__ABOUT THIS TASK__: Report all lines from the entries below in which "data" appears.
═════ ENTRIES SUPPLIED ═════
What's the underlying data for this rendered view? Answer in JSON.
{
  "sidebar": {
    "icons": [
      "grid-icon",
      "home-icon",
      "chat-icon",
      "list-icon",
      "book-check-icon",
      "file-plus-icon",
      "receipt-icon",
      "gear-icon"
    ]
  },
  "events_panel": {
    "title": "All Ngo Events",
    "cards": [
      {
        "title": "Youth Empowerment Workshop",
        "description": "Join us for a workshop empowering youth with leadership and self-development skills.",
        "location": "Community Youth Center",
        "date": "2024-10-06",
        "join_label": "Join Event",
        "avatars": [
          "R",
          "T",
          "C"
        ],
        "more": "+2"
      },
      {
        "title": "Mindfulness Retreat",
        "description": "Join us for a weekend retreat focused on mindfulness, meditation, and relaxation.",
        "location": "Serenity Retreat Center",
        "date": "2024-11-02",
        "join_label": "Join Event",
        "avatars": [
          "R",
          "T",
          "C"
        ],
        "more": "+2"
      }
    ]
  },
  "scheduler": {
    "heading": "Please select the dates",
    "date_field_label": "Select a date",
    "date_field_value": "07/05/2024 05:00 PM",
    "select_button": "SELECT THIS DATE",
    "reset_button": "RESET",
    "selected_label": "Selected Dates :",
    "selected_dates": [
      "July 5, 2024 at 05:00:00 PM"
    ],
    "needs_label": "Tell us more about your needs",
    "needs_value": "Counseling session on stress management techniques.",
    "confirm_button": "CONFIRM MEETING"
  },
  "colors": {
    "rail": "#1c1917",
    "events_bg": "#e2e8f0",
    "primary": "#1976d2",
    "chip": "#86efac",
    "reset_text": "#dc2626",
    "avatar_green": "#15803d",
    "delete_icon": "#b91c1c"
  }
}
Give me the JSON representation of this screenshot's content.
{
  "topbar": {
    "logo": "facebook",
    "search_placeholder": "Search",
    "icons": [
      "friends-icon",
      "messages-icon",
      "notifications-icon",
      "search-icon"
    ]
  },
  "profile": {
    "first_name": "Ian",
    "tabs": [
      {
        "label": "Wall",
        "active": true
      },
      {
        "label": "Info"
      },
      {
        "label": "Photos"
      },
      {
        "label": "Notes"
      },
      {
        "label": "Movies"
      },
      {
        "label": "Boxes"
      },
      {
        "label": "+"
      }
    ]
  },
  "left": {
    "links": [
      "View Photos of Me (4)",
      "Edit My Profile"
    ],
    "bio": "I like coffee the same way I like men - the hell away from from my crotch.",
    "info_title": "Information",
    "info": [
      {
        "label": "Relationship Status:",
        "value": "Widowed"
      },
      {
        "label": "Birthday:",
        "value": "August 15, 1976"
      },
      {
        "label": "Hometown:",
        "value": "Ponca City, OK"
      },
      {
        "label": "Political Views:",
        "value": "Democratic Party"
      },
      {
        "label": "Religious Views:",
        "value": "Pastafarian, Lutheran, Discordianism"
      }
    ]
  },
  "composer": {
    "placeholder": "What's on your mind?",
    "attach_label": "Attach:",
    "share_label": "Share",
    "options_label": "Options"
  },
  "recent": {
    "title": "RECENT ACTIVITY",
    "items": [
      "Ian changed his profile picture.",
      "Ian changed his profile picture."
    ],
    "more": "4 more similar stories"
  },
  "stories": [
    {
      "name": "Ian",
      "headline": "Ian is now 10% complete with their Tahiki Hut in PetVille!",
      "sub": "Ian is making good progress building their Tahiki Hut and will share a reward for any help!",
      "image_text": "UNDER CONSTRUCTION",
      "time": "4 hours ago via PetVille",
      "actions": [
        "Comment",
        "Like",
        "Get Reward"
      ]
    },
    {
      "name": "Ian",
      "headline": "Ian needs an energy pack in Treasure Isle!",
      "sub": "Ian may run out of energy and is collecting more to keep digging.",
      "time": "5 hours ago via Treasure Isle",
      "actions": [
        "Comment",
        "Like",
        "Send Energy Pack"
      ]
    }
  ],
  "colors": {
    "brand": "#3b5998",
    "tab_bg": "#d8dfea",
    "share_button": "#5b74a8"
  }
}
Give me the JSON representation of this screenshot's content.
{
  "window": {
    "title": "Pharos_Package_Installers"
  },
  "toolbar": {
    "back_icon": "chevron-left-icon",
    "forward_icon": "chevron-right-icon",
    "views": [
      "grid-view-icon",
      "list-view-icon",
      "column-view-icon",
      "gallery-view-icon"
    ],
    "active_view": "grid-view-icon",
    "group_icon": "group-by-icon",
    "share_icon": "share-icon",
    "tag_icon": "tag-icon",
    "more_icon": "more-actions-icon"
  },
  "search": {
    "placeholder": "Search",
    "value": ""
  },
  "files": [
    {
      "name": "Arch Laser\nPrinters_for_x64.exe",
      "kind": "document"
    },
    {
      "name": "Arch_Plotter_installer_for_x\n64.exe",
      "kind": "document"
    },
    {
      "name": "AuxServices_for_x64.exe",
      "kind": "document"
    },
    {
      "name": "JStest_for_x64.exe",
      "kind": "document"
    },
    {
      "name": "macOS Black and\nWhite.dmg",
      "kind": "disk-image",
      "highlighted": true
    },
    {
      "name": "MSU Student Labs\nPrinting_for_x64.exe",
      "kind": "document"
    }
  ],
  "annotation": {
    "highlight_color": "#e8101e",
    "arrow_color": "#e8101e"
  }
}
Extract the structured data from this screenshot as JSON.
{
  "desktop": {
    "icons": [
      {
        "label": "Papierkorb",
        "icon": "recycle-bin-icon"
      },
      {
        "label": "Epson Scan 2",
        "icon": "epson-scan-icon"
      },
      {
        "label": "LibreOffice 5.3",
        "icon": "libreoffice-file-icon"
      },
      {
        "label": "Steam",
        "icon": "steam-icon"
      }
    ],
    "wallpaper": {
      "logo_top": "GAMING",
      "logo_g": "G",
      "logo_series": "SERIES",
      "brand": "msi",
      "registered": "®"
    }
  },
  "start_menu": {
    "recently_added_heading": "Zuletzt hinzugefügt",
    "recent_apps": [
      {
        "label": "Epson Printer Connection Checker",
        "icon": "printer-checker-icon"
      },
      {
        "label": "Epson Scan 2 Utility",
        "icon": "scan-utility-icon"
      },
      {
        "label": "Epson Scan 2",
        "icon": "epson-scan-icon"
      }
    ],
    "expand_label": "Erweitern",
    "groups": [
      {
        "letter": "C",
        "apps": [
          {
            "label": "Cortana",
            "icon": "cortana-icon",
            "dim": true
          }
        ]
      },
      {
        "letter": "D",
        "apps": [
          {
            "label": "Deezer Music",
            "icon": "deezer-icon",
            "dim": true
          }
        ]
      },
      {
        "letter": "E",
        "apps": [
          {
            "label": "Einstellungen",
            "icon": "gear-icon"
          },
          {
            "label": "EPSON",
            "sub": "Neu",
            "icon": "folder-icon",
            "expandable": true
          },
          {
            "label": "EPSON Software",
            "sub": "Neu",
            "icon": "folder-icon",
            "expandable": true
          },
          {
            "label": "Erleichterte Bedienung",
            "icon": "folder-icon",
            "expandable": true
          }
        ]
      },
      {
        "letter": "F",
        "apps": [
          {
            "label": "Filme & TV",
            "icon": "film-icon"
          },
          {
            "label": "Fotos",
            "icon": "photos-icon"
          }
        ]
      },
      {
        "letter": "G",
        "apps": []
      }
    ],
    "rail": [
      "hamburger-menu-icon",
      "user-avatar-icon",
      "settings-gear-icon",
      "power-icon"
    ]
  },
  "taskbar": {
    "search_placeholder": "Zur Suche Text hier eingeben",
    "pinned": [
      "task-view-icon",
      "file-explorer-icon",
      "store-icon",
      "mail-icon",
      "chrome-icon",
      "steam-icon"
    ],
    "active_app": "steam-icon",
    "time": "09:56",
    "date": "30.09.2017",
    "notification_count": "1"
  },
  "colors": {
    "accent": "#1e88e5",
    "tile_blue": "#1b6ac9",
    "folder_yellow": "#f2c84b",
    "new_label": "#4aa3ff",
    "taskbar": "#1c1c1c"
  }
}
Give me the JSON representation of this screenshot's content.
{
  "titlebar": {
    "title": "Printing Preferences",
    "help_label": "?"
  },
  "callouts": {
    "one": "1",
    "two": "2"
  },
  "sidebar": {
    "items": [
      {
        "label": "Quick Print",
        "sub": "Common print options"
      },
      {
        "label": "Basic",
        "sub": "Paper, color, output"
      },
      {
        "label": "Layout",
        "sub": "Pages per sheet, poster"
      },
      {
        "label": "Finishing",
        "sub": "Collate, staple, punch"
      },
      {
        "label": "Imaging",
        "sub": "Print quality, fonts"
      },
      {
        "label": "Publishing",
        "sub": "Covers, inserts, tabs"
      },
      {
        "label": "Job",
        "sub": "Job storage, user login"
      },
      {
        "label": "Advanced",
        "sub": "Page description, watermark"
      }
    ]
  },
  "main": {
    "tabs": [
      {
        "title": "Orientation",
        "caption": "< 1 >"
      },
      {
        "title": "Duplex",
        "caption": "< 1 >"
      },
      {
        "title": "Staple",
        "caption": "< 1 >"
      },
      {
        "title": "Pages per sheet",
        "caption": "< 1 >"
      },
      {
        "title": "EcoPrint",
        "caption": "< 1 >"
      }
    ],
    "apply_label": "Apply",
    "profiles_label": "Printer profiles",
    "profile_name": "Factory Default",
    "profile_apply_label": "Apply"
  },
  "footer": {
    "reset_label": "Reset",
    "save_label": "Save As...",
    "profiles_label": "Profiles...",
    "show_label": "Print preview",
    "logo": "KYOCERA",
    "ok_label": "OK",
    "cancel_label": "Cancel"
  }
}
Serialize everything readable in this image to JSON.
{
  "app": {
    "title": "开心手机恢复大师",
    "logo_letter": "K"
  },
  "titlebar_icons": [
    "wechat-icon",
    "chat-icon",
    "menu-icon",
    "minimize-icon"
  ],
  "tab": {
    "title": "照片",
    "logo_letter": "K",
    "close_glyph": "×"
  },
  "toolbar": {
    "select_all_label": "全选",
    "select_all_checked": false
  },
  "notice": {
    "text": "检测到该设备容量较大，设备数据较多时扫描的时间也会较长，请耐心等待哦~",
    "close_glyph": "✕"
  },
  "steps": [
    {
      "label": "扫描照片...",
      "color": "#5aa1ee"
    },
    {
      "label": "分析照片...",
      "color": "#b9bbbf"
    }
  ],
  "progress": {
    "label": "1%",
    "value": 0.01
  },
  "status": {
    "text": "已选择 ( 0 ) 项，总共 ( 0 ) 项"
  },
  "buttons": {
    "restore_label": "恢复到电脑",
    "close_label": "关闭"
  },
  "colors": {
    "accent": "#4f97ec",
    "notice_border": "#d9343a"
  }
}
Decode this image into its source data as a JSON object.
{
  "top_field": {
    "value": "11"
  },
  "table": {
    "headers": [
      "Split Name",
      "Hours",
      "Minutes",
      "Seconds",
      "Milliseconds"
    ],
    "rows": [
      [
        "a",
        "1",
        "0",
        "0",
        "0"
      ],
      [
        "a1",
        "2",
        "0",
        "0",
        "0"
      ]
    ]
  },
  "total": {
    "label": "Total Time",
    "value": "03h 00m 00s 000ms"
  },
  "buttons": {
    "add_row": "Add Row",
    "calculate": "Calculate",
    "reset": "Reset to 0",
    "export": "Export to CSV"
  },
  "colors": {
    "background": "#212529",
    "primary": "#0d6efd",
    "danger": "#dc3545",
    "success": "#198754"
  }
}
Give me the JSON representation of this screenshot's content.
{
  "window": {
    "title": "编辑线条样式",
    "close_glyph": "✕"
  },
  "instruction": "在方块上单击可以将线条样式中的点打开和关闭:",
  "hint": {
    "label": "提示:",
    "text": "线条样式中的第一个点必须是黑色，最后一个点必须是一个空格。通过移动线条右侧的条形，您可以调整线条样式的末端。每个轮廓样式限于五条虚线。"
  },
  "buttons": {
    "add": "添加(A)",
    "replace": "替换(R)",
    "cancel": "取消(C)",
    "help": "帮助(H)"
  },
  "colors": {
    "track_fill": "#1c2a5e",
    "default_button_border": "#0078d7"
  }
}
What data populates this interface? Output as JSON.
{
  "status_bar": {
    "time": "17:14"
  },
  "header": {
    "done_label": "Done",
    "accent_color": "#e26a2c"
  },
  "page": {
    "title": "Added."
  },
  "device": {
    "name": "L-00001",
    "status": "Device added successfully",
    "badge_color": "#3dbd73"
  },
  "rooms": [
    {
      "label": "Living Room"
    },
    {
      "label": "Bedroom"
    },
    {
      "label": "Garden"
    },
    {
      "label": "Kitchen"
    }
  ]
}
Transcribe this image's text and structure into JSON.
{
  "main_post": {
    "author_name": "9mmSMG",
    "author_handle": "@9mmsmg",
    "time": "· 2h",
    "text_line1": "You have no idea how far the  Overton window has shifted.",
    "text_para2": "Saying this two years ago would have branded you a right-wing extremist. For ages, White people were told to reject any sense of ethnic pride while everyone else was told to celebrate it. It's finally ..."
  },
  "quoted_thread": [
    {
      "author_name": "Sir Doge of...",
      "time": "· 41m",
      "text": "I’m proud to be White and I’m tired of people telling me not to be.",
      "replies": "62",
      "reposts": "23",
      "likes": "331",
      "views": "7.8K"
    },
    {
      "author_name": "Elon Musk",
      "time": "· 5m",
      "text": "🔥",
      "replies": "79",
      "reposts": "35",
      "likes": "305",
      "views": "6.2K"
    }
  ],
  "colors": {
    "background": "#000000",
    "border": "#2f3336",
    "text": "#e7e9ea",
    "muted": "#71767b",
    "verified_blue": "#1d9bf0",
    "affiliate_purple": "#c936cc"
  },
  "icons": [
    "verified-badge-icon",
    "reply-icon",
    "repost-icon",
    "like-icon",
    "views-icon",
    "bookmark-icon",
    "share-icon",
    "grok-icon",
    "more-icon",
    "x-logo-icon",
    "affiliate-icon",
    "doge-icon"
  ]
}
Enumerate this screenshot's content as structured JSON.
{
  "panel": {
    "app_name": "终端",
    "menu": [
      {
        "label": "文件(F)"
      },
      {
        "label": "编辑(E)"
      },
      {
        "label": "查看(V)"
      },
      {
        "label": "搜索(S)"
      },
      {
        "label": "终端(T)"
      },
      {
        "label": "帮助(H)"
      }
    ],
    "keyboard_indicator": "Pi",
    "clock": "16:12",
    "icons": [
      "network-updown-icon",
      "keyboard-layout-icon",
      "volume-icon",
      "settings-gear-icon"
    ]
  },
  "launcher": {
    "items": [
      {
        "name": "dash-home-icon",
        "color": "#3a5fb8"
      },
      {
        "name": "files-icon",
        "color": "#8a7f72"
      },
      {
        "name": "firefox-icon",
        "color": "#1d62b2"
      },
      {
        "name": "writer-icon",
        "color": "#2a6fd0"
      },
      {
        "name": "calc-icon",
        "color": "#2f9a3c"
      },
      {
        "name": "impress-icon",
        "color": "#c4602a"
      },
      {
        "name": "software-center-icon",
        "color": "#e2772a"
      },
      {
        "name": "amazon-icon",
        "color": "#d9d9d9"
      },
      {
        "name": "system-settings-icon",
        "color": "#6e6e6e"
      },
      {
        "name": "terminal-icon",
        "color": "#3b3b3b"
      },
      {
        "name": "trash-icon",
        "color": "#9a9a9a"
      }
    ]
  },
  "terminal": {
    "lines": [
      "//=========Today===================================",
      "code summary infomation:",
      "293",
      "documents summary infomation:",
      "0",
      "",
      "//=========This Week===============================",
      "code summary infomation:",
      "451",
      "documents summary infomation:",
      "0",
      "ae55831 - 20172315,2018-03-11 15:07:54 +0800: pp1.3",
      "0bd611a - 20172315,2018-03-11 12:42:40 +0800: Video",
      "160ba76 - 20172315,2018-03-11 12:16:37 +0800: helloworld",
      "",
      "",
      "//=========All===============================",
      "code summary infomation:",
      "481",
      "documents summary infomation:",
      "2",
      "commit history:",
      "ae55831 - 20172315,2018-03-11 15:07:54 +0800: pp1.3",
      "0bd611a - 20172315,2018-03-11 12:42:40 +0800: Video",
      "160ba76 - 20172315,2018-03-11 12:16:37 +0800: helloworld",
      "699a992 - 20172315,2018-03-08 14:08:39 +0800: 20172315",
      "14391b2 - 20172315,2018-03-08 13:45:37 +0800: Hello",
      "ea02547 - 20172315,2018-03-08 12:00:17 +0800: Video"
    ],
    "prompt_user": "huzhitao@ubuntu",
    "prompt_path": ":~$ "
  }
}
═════
__RESULT OF THIS TASK__:
What's the underlying data for this rendered view? Answer in JSON.
Extract the structured data from this screenshot as JSON.
Decode this image into its source data as a JSON object.
What data populates this interface? Output as JSON.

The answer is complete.